From the material below, copy each line that holds the word "Replace".

• • • • •

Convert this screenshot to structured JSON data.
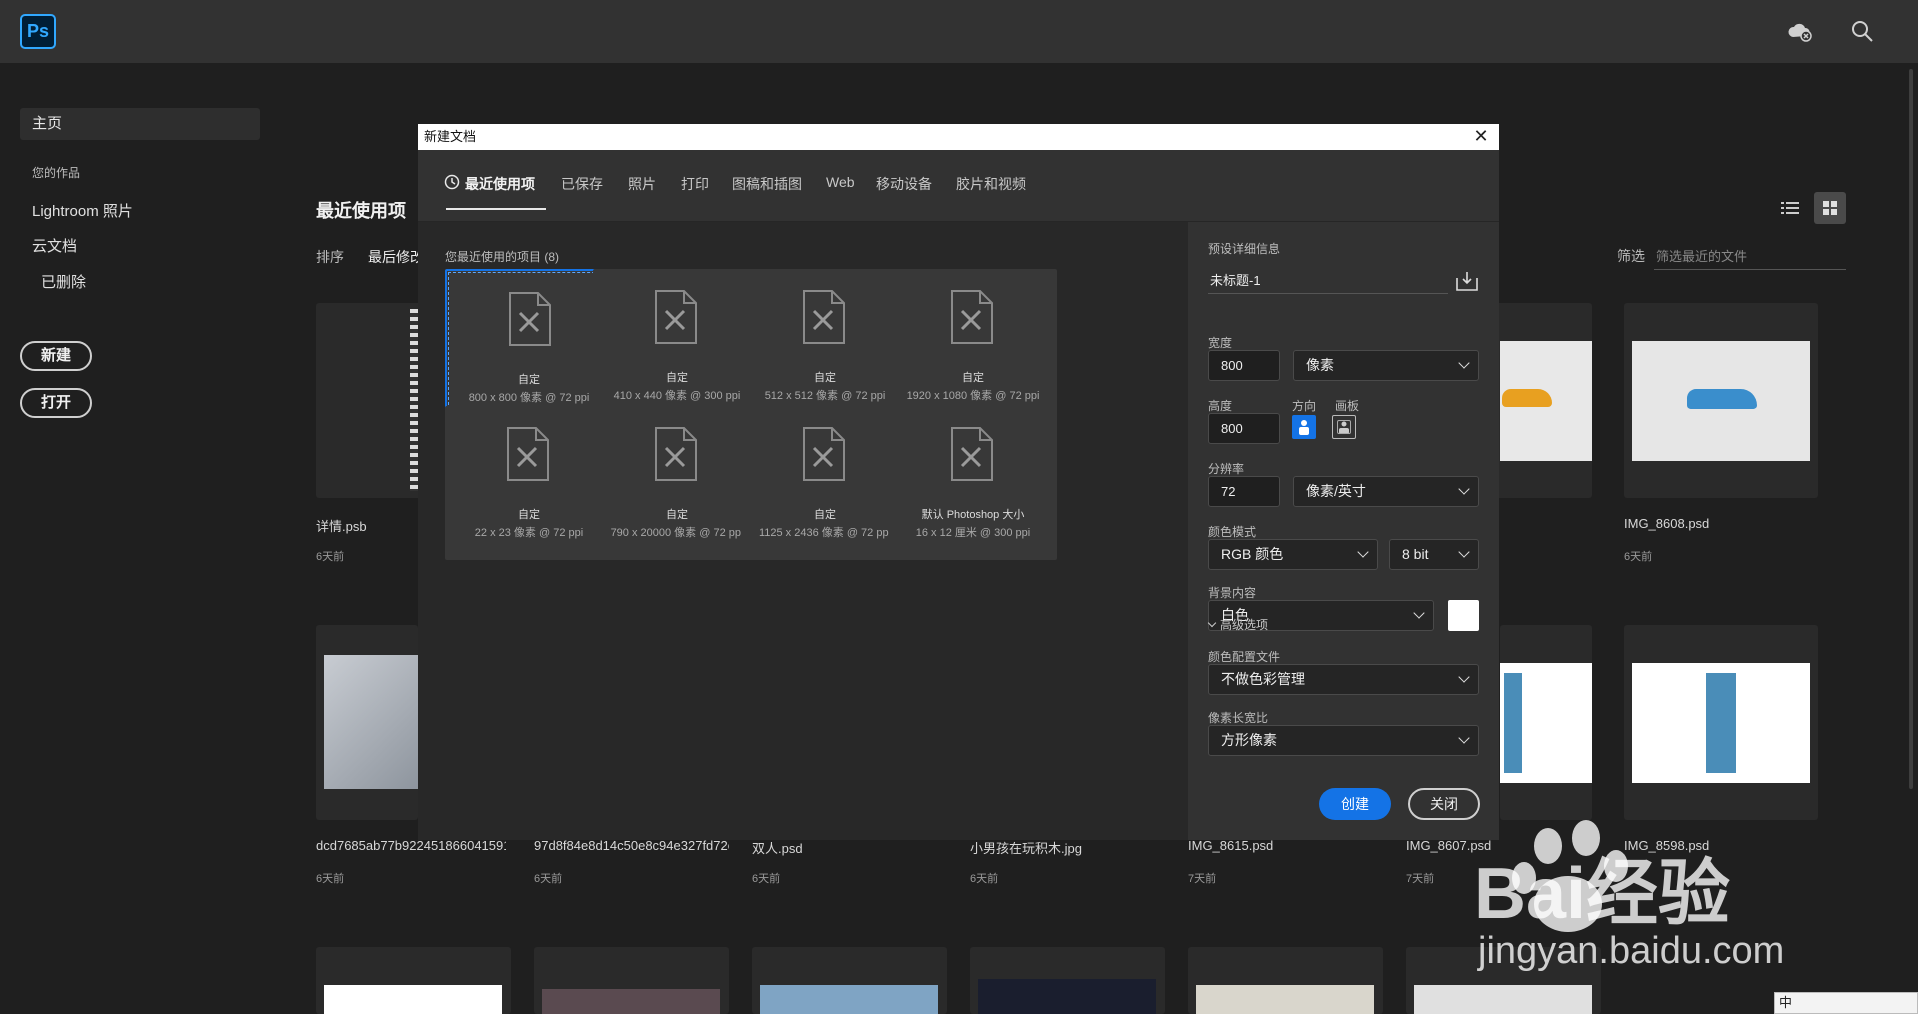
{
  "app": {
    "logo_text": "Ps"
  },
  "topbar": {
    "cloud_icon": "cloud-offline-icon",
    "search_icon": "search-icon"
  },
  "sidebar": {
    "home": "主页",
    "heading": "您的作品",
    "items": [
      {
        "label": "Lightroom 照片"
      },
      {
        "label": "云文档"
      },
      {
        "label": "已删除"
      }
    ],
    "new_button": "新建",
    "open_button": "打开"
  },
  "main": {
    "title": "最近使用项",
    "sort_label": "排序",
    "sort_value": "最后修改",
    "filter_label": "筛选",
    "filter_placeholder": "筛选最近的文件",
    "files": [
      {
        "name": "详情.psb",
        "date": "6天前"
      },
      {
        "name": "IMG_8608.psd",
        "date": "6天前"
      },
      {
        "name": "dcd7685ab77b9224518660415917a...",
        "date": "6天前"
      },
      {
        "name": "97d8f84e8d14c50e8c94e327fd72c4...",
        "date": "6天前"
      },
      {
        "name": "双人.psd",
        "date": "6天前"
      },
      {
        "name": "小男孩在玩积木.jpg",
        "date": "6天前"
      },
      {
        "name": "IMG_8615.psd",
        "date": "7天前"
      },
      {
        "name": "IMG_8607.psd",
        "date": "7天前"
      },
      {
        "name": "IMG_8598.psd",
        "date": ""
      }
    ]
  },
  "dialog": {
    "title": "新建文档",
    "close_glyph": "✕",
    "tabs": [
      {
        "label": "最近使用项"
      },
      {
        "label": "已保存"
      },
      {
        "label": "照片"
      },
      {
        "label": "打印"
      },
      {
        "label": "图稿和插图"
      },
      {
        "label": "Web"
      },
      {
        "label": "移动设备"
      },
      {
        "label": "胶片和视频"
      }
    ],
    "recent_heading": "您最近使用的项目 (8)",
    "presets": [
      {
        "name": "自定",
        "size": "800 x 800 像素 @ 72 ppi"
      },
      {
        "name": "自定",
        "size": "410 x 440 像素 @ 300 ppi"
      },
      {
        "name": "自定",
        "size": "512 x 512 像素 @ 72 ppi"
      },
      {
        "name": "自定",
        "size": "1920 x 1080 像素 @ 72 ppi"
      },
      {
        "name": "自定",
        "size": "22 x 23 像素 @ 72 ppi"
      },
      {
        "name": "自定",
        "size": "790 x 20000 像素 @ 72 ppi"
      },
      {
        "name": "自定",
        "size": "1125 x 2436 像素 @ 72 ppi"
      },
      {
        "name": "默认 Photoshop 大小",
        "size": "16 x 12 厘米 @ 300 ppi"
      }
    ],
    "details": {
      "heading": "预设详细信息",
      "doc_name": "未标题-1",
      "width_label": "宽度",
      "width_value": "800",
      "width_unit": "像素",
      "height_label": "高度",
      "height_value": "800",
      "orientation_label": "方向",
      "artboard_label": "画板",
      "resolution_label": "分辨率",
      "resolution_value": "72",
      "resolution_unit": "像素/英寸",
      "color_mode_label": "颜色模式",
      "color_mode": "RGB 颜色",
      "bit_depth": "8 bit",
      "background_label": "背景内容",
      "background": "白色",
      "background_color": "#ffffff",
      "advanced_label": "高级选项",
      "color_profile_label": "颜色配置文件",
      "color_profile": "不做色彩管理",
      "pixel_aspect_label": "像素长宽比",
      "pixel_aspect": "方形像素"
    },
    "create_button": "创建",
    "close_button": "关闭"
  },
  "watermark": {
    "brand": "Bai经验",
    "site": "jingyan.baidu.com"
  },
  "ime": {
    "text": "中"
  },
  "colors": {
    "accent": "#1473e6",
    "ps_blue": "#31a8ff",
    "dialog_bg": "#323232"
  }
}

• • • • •

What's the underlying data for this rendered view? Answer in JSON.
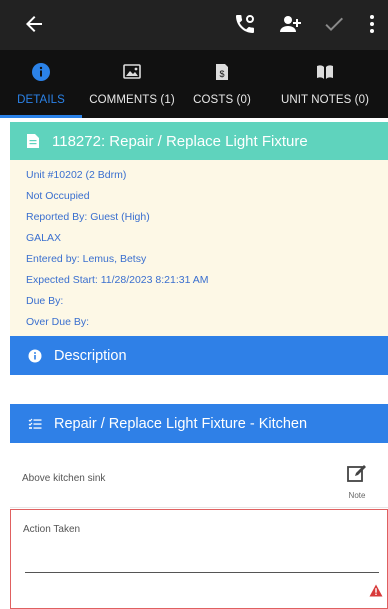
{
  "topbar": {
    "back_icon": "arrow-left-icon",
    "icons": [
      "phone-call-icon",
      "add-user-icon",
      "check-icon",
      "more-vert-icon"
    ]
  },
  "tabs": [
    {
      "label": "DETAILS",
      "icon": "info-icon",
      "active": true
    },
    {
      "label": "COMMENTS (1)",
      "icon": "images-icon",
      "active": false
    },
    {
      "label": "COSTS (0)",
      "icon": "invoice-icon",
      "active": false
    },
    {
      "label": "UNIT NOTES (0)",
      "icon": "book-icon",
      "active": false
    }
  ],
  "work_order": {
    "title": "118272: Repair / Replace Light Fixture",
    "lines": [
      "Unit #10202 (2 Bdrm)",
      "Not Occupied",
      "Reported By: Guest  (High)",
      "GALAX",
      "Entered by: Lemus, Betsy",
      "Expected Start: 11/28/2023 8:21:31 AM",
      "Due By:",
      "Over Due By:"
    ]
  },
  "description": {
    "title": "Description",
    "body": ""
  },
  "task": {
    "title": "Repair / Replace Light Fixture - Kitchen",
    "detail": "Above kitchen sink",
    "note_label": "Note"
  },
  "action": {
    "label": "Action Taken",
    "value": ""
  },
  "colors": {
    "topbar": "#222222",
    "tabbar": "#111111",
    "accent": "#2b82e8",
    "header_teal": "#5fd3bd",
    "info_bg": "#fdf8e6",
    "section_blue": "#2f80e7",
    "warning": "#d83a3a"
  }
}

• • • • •

● **TASK SOLUTION**:
    "title": "118272: Repair / Replace Light Fixture",
    "title": "Repair / Replace Light Fixture - Kitchen",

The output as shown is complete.